Slightly reminiscent of Pasolini’s Teorema, Borgman tells the story of a strange man who insinuates himself into the lives of a well-to-do family. The stranger is a homeless man first seen living in an underground hideaway somewhere in the woods. When authorities demolish his secret living space (a cozy-looking lair that recalls the ones Bugs Bunny used to inhabit), he takes off for the nearest suburban development, knocking on doors to see if anyone will let him in. One homeowner is so disgusted by his request that he beats the bum half to death. This man will pay dearly for his violent outburst, but the complete nature of his punishment won’t become clear for a while. Borgman grows ever stranger as it progresses, with macabre murders and unexpected transformations of character that recall Grimm’s Fairy Tales.
Reading about van Warmerdam after seeing the film, I wasn’t surprised to learn that one of his earlier films, Grimm, is a modern-day update of those stories (or that another film of his had been compared to fairy tales too). This fondness for fairy-tale narrative suggests affinities with Neil Jordan, but van Warmerdam (at least on the basis of Borgman) seems just as fond of classic surrealism. After Borgman the bum joins the rich jerk’s family—first as a secret guest of his wife, then (in disguise) as an avant-garde gardener—he comes to represent different things at different times. He’s alternately a savior, a demon, a representation of the family members’ repressed desires, the embodiment of anarchy, a hex on first-world privilege, and a Harpo Marx-ist comic imp. Despite all this, van Warmerdam communicates a steady internal logic—everything plays out in the same icy, deadpan visual style, and there’s always some bizarre explanation for what happens. As Jonathan Rosenbaum wrote of his Reader capsule for van Warmerdam’s The Dress, Borgman feels like a productive round of exquisite corpse, the literary game devised by first-generation surrealists.

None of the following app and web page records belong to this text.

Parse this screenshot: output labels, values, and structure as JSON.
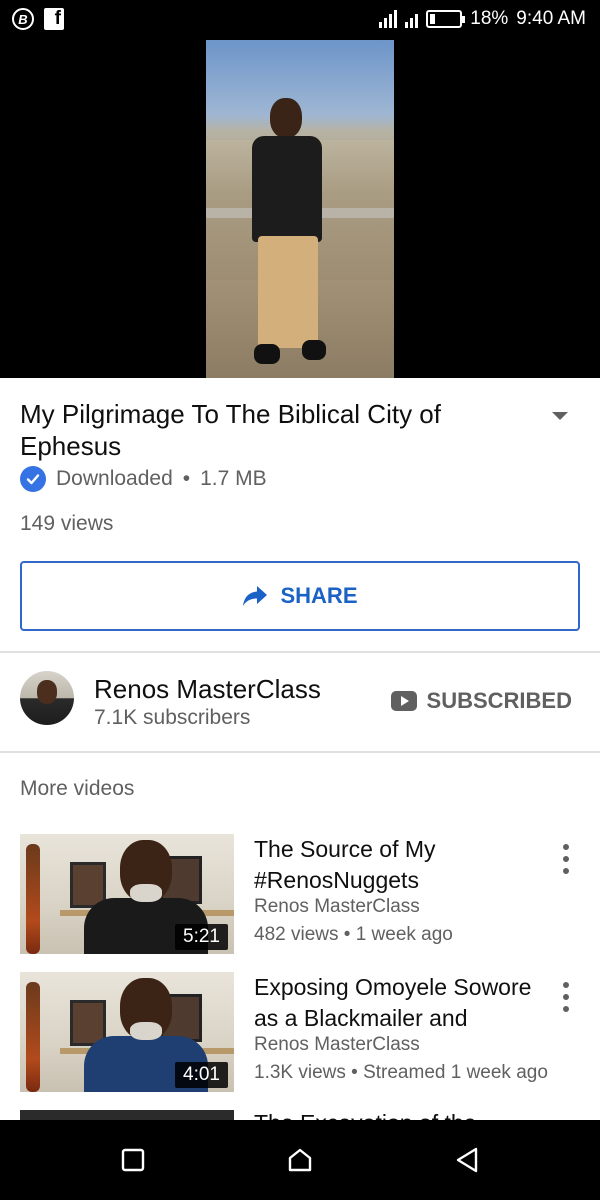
{
  "status_bar": {
    "left_badge": "B",
    "left_app": "f",
    "battery": "18%",
    "time": "9:40 AM",
    "battery_level": 0.18
  },
  "video": {
    "title": "My Pilgrimage To The Biblical City of Ephesus",
    "downloaded_label": "Downloaded",
    "size": "1.7 MB",
    "views": "149 views",
    "share_label": "SHARE"
  },
  "channel": {
    "name": "Renos MasterClass",
    "subscribers": "7.1K subscribers",
    "subscribed_label": "SUBSCRIBED"
  },
  "more_videos": {
    "label": "More videos",
    "items": [
      {
        "title": "The Source of My #RenosNuggets",
        "channel": "Renos MasterClass",
        "meta": "482 views • 1 week ago",
        "duration": "5:21"
      },
      {
        "title": "Exposing Omoyele Sowore as a Blackmailer and",
        "channel": "Renos MasterClass",
        "meta": "1.3K views • Streamed 1 week ago",
        "duration": "4:01"
      },
      {
        "title": "The Excavation of the"
      }
    ]
  },
  "colors": {
    "accent_blue": "#1a62c6",
    "secondary_text": "#606060",
    "check_badge": "#3572e3"
  },
  "icons": {
    "share": "share-arrow-icon",
    "check": "check-circle-icon",
    "expand": "caret-down-icon",
    "subscribed": "youtube-icon",
    "more": "more-vertical-icon",
    "nav": [
      "square-recents-icon",
      "home-icon",
      "back-triangle-icon"
    ]
  }
}
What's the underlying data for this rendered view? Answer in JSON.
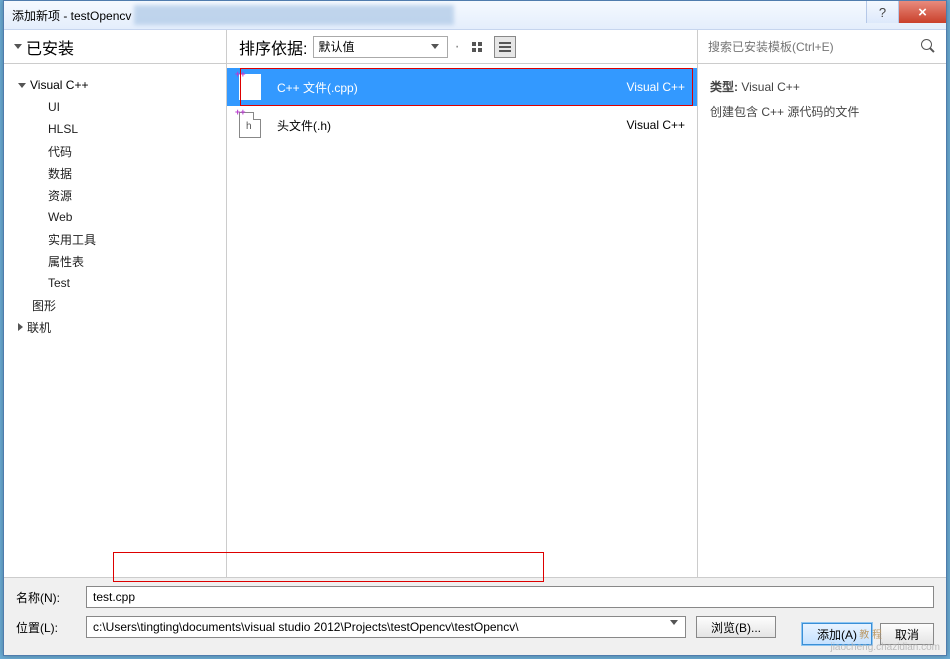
{
  "title": "添加新项 - testOpencv",
  "titlebar": {
    "help": "?",
    "close": "×"
  },
  "toolbar": {
    "installed": "已安装",
    "sort_label": "排序依据:",
    "sort_value": "默认值",
    "search_placeholder": "搜索已安装模板(Ctrl+E)"
  },
  "tree": {
    "root": "Visual C++",
    "items": [
      "UI",
      "HLSL",
      "代码",
      "数据",
      "资源",
      "Web",
      "实用工具",
      "属性表",
      "Test"
    ],
    "siblings": [
      "图形",
      "联机"
    ]
  },
  "templates": [
    {
      "name": "C++ 文件(.cpp)",
      "lang": "Visual C++",
      "selected": true,
      "icon": "cpp"
    },
    {
      "name": "头文件(.h)",
      "lang": "Visual C++",
      "selected": false,
      "icon": "h"
    }
  ],
  "details": {
    "type_label": "类型:",
    "type_value": "Visual C++",
    "description": "创建包含 C++ 源代码的文件"
  },
  "bottom": {
    "name_label": "名称(N):",
    "name_value": "test.cpp",
    "location_label": "位置(L):",
    "location_value": "c:\\Users\\tingting\\documents\\visual studio 2012\\Projects\\testOpencv\\testOpencv\\",
    "browse": "浏览(B)...",
    "add": "添加(A)",
    "cancel": "取消"
  },
  "watermarks": {
    "w1": "教 程",
    "w2": "jiaocheng.chazidian.com"
  }
}
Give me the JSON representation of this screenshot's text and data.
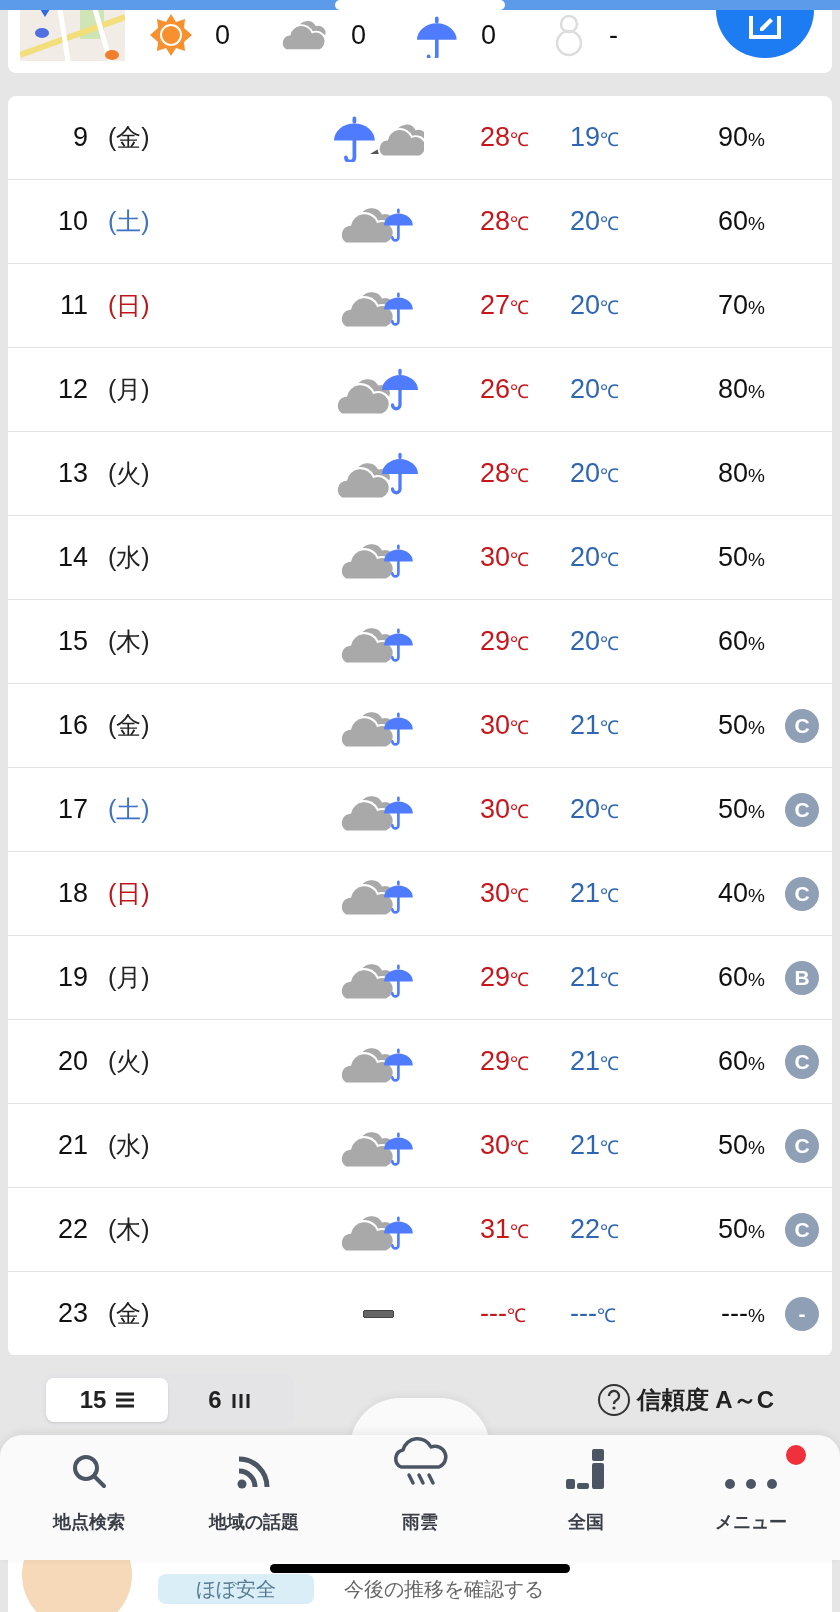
{
  "summary": {
    "stats": [
      {
        "kind": "sun",
        "count": "0"
      },
      {
        "kind": "cloud",
        "count": "0"
      },
      {
        "kind": "rain",
        "count": "0"
      },
      {
        "kind": "snow",
        "count": "-"
      }
    ]
  },
  "forecast": {
    "rows": [
      {
        "date": "9",
        "weekday": "(金)",
        "color": "#222222",
        "kind": "rain_then_cloud",
        "high": "28",
        "high_unit": "℃",
        "low": "19",
        "low_unit": "℃",
        "pop": "90",
        "pop_unit": "%"
      },
      {
        "date": "10",
        "weekday": "(土)",
        "color": "#3d72c4",
        "kind": "cloud_rain",
        "high": "28",
        "high_unit": "℃",
        "low": "20",
        "low_unit": "℃",
        "pop": "60",
        "pop_unit": "%"
      },
      {
        "date": "11",
        "weekday": "(日)",
        "color": "#c0161b",
        "kind": "cloud_rain",
        "high": "27",
        "high_unit": "℃",
        "low": "20",
        "low_unit": "℃",
        "pop": "70",
        "pop_unit": "%"
      },
      {
        "date": "12",
        "weekday": "(月)",
        "color": "#222222",
        "kind": "cloud_heavy_rain",
        "high": "26",
        "high_unit": "℃",
        "low": "20",
        "low_unit": "℃",
        "pop": "80",
        "pop_unit": "%"
      },
      {
        "date": "13",
        "weekday": "(火)",
        "color": "#222222",
        "kind": "cloud_heavy_rain",
        "high": "28",
        "high_unit": "℃",
        "low": "20",
        "low_unit": "℃",
        "pop": "80",
        "pop_unit": "%"
      },
      {
        "date": "14",
        "weekday": "(水)",
        "color": "#222222",
        "kind": "cloud_rain",
        "high": "30",
        "high_unit": "℃",
        "low": "20",
        "low_unit": "℃",
        "pop": "50",
        "pop_unit": "%"
      },
      {
        "date": "15",
        "weekday": "(木)",
        "color": "#222222",
        "kind": "cloud_rain",
        "high": "29",
        "high_unit": "℃",
        "low": "20",
        "low_unit": "℃",
        "pop": "60",
        "pop_unit": "%"
      },
      {
        "date": "16",
        "weekday": "(金)",
        "color": "#222222",
        "kind": "cloud_rain",
        "high": "30",
        "high_unit": "℃",
        "low": "21",
        "low_unit": "℃",
        "pop": "50",
        "pop_unit": "%",
        "reliability": "C"
      },
      {
        "date": "17",
        "weekday": "(土)",
        "color": "#3d72c4",
        "kind": "cloud_rain",
        "high": "30",
        "high_unit": "℃",
        "low": "20",
        "low_unit": "℃",
        "pop": "50",
        "pop_unit": "%",
        "reliability": "C"
      },
      {
        "date": "18",
        "weekday": "(日)",
        "color": "#c0161b",
        "kind": "cloud_rain",
        "high": "30",
        "high_unit": "℃",
        "low": "21",
        "low_unit": "℃",
        "pop": "40",
        "pop_unit": "%",
        "reliability": "C"
      },
      {
        "date": "19",
        "weekday": "(月)",
        "color": "#222222",
        "kind": "cloud_rain",
        "high": "29",
        "high_unit": "℃",
        "low": "21",
        "low_unit": "℃",
        "pop": "60",
        "pop_unit": "%",
        "reliability": "B"
      },
      {
        "date": "20",
        "weekday": "(火)",
        "color": "#222222",
        "kind": "cloud_rain",
        "high": "29",
        "high_unit": "℃",
        "low": "21",
        "low_unit": "℃",
        "pop": "60",
        "pop_unit": "%",
        "reliability": "C"
      },
      {
        "date": "21",
        "weekday": "(水)",
        "color": "#222222",
        "kind": "cloud_rain",
        "high": "30",
        "high_unit": "℃",
        "low": "21",
        "low_unit": "℃",
        "pop": "50",
        "pop_unit": "%",
        "reliability": "C"
      },
      {
        "date": "22",
        "weekday": "(木)",
        "color": "#222222",
        "kind": "cloud_rain",
        "high": "31",
        "high_unit": "℃",
        "low": "22",
        "low_unit": "℃",
        "pop": "50",
        "pop_unit": "%",
        "reliability": "C"
      },
      {
        "date": "23",
        "weekday": "(金)",
        "color": "#222222",
        "kind": "none",
        "high": "---",
        "high_unit": "℃",
        "low": "---",
        "low_unit": "℃",
        "pop": "---",
        "pop_unit": "%",
        "reliability": "-"
      }
    ]
  },
  "view_toggle": [
    {
      "label": "15",
      "kind": "list",
      "selected": true
    },
    {
      "label": "6",
      "kind": "bars",
      "selected": false
    }
  ],
  "reliability_help": "信頼度 A～C",
  "heat_risk": {
    "level": "ほぼ安全",
    "link": "今後の推移を確認する"
  },
  "nav": [
    {
      "kind": "search",
      "label": "地点検索",
      "notification": false
    },
    {
      "kind": "topics",
      "label": "地域の話題",
      "notification": false
    },
    {
      "kind": "rain",
      "label": "雨雲",
      "notification": false
    },
    {
      "kind": "national",
      "label": "全国",
      "notification": false
    },
    {
      "kind": "menu",
      "label": "メニュー",
      "notification": true
    }
  ]
}
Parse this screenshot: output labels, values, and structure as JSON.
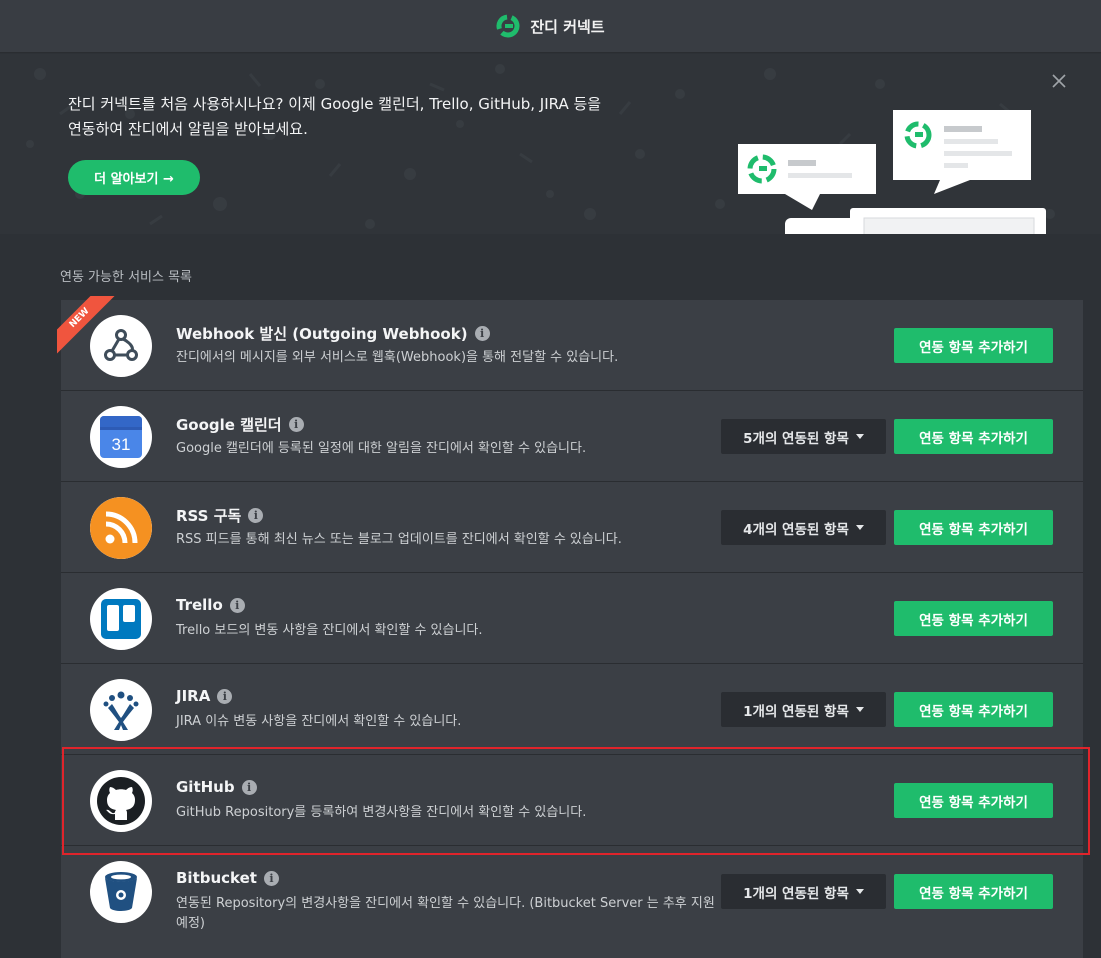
{
  "header": {
    "title": "잔디 커넥트"
  },
  "banner": {
    "message_line1": "잔디 커넥트를 처음 사용하시나요? 이제 Google 캘린더, Trello, GitHub, JIRA 등을",
    "message_line2": "연동하여 잔디에서 알림을 받아보세요.",
    "learn_more": "더 알아보기 →"
  },
  "section": {
    "title": "연동 가능한 서비스 목록"
  },
  "add_label": "연동 항목 추가하기",
  "colors": {
    "accent": "#1fbc6c",
    "ribbon": "#f0553e",
    "highlight": "#e0242b"
  },
  "services": [
    {
      "name": "Webhook 발신 (Outgoing Webhook)",
      "desc": "잔디에서의 메시지를 외부 서비스로 웹훅(Webhook)을 통해 전달할 수 있습니다.",
      "badge": "NEW",
      "icon": "webhook-icon"
    },
    {
      "name": "Google 캘린더",
      "desc": "Google 캘린더에 등록된 일정에 대한 알림을 잔디에서 확인할 수 있습니다.",
      "linked": "5개의 연동된 항목",
      "icon": "google-calendar-icon",
      "calendar_day": "31"
    },
    {
      "name": "RSS 구독",
      "desc": "RSS 피드를 통해 최신 뉴스 또는 블로그 업데이트를 잔디에서 확인할 수 있습니다.",
      "linked": "4개의 연동된 항목",
      "icon": "rss-icon"
    },
    {
      "name": "Trello",
      "desc": "Trello 보드의 변동 사항을 잔디에서 확인할 수 있습니다.",
      "icon": "trello-icon"
    },
    {
      "name": "JIRA",
      "desc": "JIRA 이슈 변동 사항을 잔디에서 확인할 수 있습니다.",
      "linked": "1개의 연동된 항목",
      "icon": "jira-icon"
    },
    {
      "name": "GitHub",
      "desc": "GitHub Repository를 등록하여 변경사항을 잔디에서 확인할 수 있습니다.",
      "icon": "github-icon"
    },
    {
      "name": "Bitbucket",
      "desc": "연동된 Repository의 변경사항을 잔디에서 확인할 수 있습니다. (Bitbucket Server 는 추후 지원 예정)",
      "linked": "1개의 연동된 항목",
      "icon": "bitbucket-icon"
    }
  ]
}
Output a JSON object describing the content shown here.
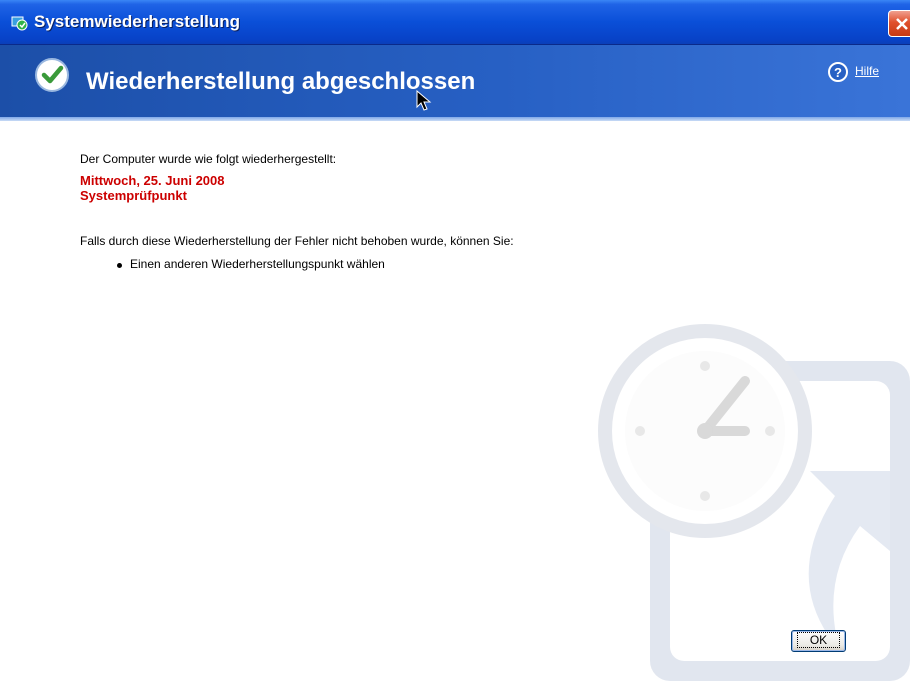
{
  "window": {
    "title": "Systemwiederherstellung",
    "close_icon": "close-icon"
  },
  "header": {
    "title": "Wiederherstellung abgeschlossen",
    "status_icon": "checkmark-icon",
    "help_icon": "help-icon",
    "help_label": "Hilfe"
  },
  "content": {
    "intro": "Der Computer wurde wie folgt wiederhergestellt:",
    "restore_date": "Mittwoch, 25. Juni 2008",
    "restore_point": "Systemprüfpunkt",
    "followup": "Falls durch diese Wiederherstellung der Fehler nicht behoben wurde, können Sie:",
    "options": [
      "Einen anderen Wiederherstellungspunkt wählen"
    ]
  },
  "buttons": {
    "ok_label": "OK"
  },
  "colors": {
    "title_bar": "#0a4fd8",
    "banner": "#2760c4",
    "highlight_text": "#cc0000"
  }
}
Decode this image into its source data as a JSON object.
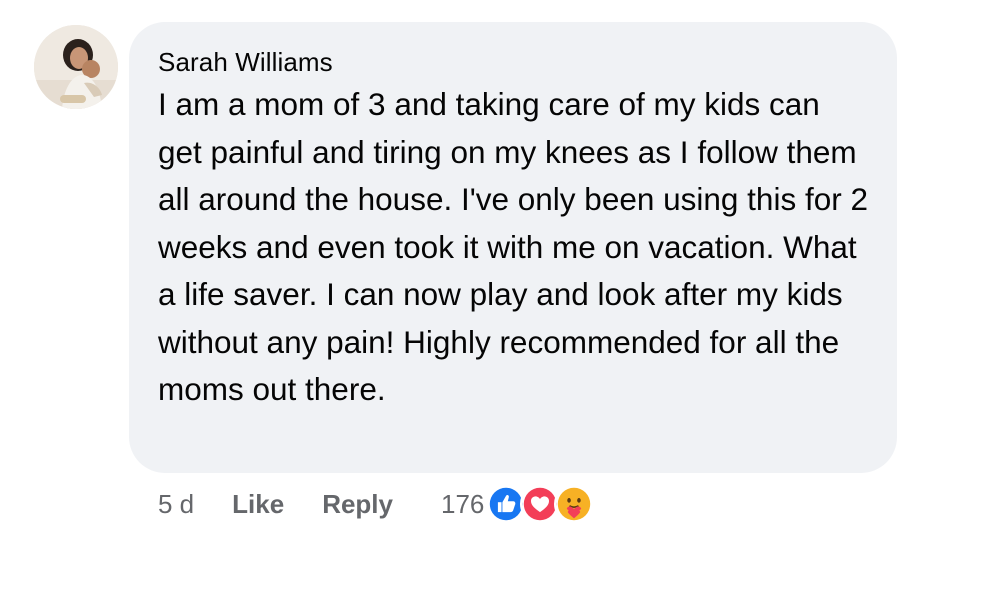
{
  "comment": {
    "author": "Sarah Williams",
    "text": "I am a mom of 3 and taking care of my kids can get painful and tiring on my knees as I follow them all around the house. I've only been using this for 2 weeks and even took it with me on vacation. What a life saver. I can now play and look after my kids without any pain! Highly recommended for all the moms out there.",
    "avatar_icon": "user-avatar-photo"
  },
  "actions": {
    "timestamp": "5 d",
    "like_label": "Like",
    "reply_label": "Reply"
  },
  "reactions": {
    "count": "176",
    "icons": [
      "like-icon",
      "love-icon",
      "care-icon"
    ],
    "colors": {
      "like": "#1877f2",
      "love": "#f33e58",
      "care": "#f7b125"
    }
  },
  "colors": {
    "bubble_bg": "#f0f2f5",
    "secondary_text": "#65676b",
    "primary_text": "#050505"
  }
}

At times, Van Warmerdam seems to take the term “exquisite corpse” literally. Of all the murders I saw in this year’s festival, Borgman had the most creative. There’s an Edward Gorey quality to the deaths—I couldn’t help but chuckle at some of them.